  • speculative literature
  • writing

In this ad, the text describes the grant precisely. The image, however, is totally unrelated to the text. At best, it adds nothing to it at all. At worst, the image distracts from the text because viewers find it offensive or not to be taken seriously.  

What Could They Have Done Differently?

Go to the Speculative Literature Foundation's Older Writers Grant page, and you will see a terrific image of a mature woman who looks healthy and fit and she is writing. Image of person writing...writing grant.
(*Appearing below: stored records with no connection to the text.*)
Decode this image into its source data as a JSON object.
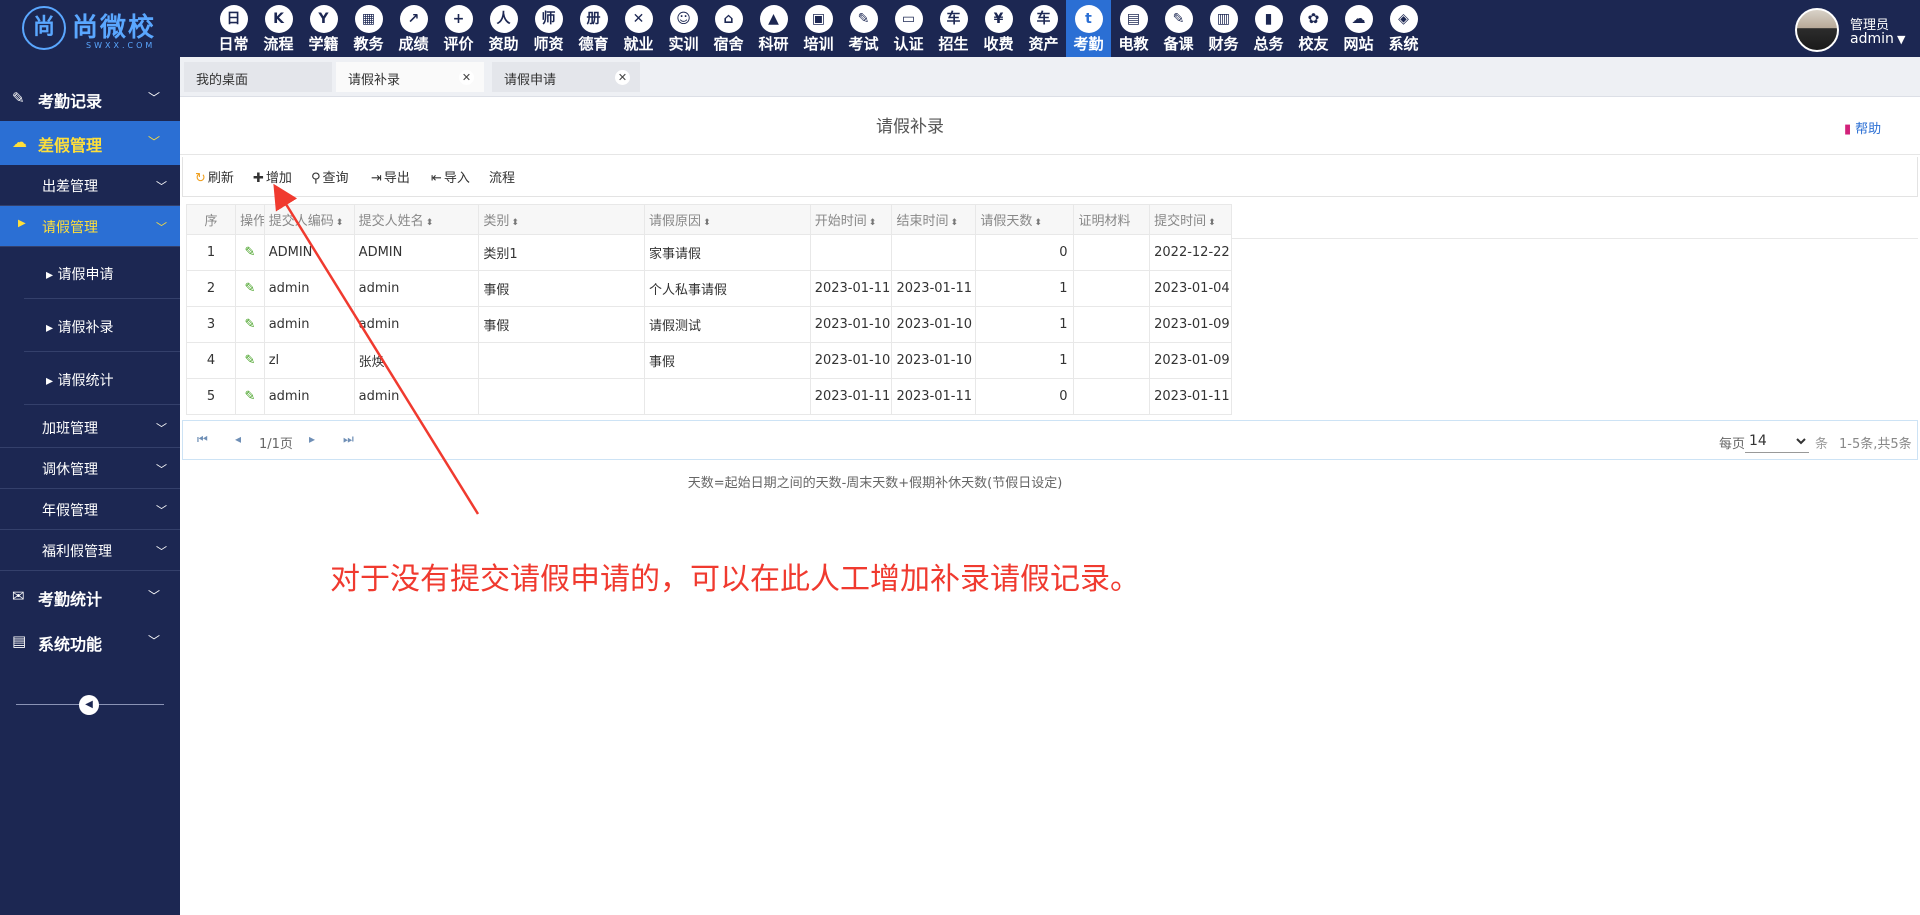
{
  "brand": {
    "seal": "尚",
    "name": "尚微校",
    "sub": "SWXX.COM"
  },
  "nav": [
    {
      "label": "日常",
      "icon": "日"
    },
    {
      "label": "流程",
      "icon": "K"
    },
    {
      "label": "学籍",
      "icon": "Y"
    },
    {
      "label": "教务",
      "icon": "▦"
    },
    {
      "label": "成绩",
      "icon": "↗"
    },
    {
      "label": "评价",
      "icon": "+"
    },
    {
      "label": "资助",
      "icon": "人"
    },
    {
      "label": "师资",
      "icon": "师"
    },
    {
      "label": "德育",
      "icon": "册"
    },
    {
      "label": "就业",
      "icon": "✕"
    },
    {
      "label": "实训",
      "icon": "☺"
    },
    {
      "label": "宿舍",
      "icon": "⌂"
    },
    {
      "label": "科研",
      "icon": "▲"
    },
    {
      "label": "培训",
      "icon": "▣"
    },
    {
      "label": "考试",
      "icon": "✎"
    },
    {
      "label": "认证",
      "icon": "▭"
    },
    {
      "label": "招生",
      "icon": "车"
    },
    {
      "label": "收费",
      "icon": "¥"
    },
    {
      "label": "资产",
      "icon": "车"
    },
    {
      "label": "考勤",
      "icon": "t"
    },
    {
      "label": "电教",
      "icon": "▤"
    },
    {
      "label": "备课",
      "icon": "✎"
    },
    {
      "label": "财务",
      "icon": "▥"
    },
    {
      "label": "总务",
      "icon": "▮"
    },
    {
      "label": "校友",
      "icon": "✿"
    },
    {
      "label": "网站",
      "icon": "☁"
    },
    {
      "label": "系统",
      "icon": "◈"
    }
  ],
  "user": {
    "role": "管理员",
    "name": "admin"
  },
  "sidebar": {
    "groups": [
      {
        "label": "考勤记录",
        "icon": "✎"
      },
      {
        "label": "差假管理",
        "icon": "☁"
      },
      {
        "label": "考勤统计",
        "icon": "✉"
      },
      {
        "label": "系统功能",
        "icon": "▤"
      }
    ],
    "subs": [
      "出差管理",
      "请假管理",
      "加班管理",
      "调休管理",
      "年假管理",
      "福利假管理"
    ],
    "leaves": [
      "请假申请",
      "请假补录",
      "请假统计"
    ]
  },
  "tabs": [
    "我的桌面",
    "请假补录",
    "请假申请"
  ],
  "page": {
    "title": "请假补录",
    "help": "帮助"
  },
  "toolbar": [
    "刷新",
    "增加",
    "查询",
    "导出",
    "导入",
    "流程"
  ],
  "table": {
    "columns": [
      "序",
      "操作",
      "提交人编码",
      "提交人姓名",
      "类别",
      "请假原因",
      "开始时间",
      "结束时间",
      "请假天数",
      "证明材料",
      "提交时间"
    ],
    "rows": [
      [
        "1",
        "ADMIN",
        "ADMIN",
        "类别1",
        "家事请假",
        "",
        "",
        "0",
        "",
        "2022-12-22"
      ],
      [
        "2",
        "admin",
        "admin",
        "事假",
        "个人私事请假",
        "2023-01-11",
        "2023-01-11",
        "1",
        "",
        "2023-01-04"
      ],
      [
        "3",
        "admin",
        "admin",
        "事假",
        "请假测试",
        "2023-01-10",
        "2023-01-10",
        "1",
        "",
        "2023-01-09"
      ],
      [
        "4",
        "zl",
        "张焕",
        "",
        "事假",
        "2023-01-10",
        "2023-01-10",
        "1",
        "",
        "2023-01-09"
      ],
      [
        "5",
        "admin",
        "admin",
        "",
        "",
        "2023-01-11",
        "2023-01-11",
        "0",
        "",
        "2023-01-11"
      ]
    ]
  },
  "pager": {
    "pages": "1/1页",
    "per_label": "每页",
    "per_value": "14",
    "unit": "条",
    "total": "1-5条,共5条"
  },
  "footnote": "天数=起始日期之间的天数-周末天数+假期补休天数(节假日设定)",
  "annotation": "对于没有提交请假申请的，可以在此人工增加补录请假记录。",
  "colors": {
    "navy": "#1c2752",
    "accent": "#2b6fd4",
    "highlight": "#ffdf3a",
    "annotation": "#f03a2f"
  }
}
If they had just used her on a professional photo type ad instead going for a cartoon and what looks like clipart, they would have had something fantastic to share.

They could also have looked for a photo of a group of older writers either from a writers' group (I see many of those on my Facebook page) or a writers' conference. They might have been able to find a group of writers that wasn't entirely white, too, which would have been a plus.

A Strange Turn Of Events

As I said earlier, the Speculative Literature Foundation has run this grant for two decades. This is the first I've heard of either the Foundation or the grant. So maybe there's no such thing as bad publicity?

Thursday, April 25, 2024

Some Annotated Reading April 24

 Now, look, I read a great deal more than I share here. Political stuff. Things about old murders. Bits and pieces about history. I carefully curate what I post here, leaning toward items that are literary or humorous and, most importantly, don't make me look like a maniac.

First off, remember that I read a book, and blogged about it. I'm taking credit for that.

Love in the Time of Collapse by Amy DeBellis was the first thing I've read at Identity Theory. I stumbled upon DeBellis on Xitter and will be checking out some more of her writing in the future, as well as some of the places she's published. This first piece is microfiction, and, I think, well done.


What Does Your Book Organization System Say About You? by Lisa Cowan at The Belladonna Comedy. My organization system isn't mentioned here. I use an intricate combination of chronological order and genre. And, yet, I have still lost books, one for a couple of years before it turned up, just about where I expected it to be.

Quiz: Things My Accountant Said to Me During Tax Season or Things I Said to My Toddler During Potty Training by Kate Brennan at Frazzled. This kind of humor is more difficult to write than it appears, because you have to maintain the original concept all the way through. 

Your Passive Aggressive Home Inspection by Adam Dietz at Slackjaw. I like hermit crab formats. Also, I've been house hunting for 5 years. The last three, we've only been pretending to look, but, still, 5 damn years.

Monday, April 22, 2024

My Annual Earth Day Observance

It's Earth Day, people. Though I have been keeping an eye on my pollinator garden, I have not been keeping up on what's happening environmentally during the month of April, which is something I have done in the past.

However, Earth Day provides me with a good opportunity to mention Saving the Planet & Stuff, a rare eco-comedy. I still don't see much in the way of books for YAs and adults that have environmental threads or are set in a world where the environment plays a significant role that are not about climate change or a disaster brought about by climate change. Though I haven't been looking recently.

Oh, so many things to read about.

Now that I'm obsessing about how older adults are portrayed in books, I will mention that while my editor at G.P. Putnam and I were working on Saving the Planet, she said she'd never seen older adults portrayed as they are here. By which I believe she meant committed, in control, business owners, etc. etc. and not aging hippies. Though Nora and Walt are that, too.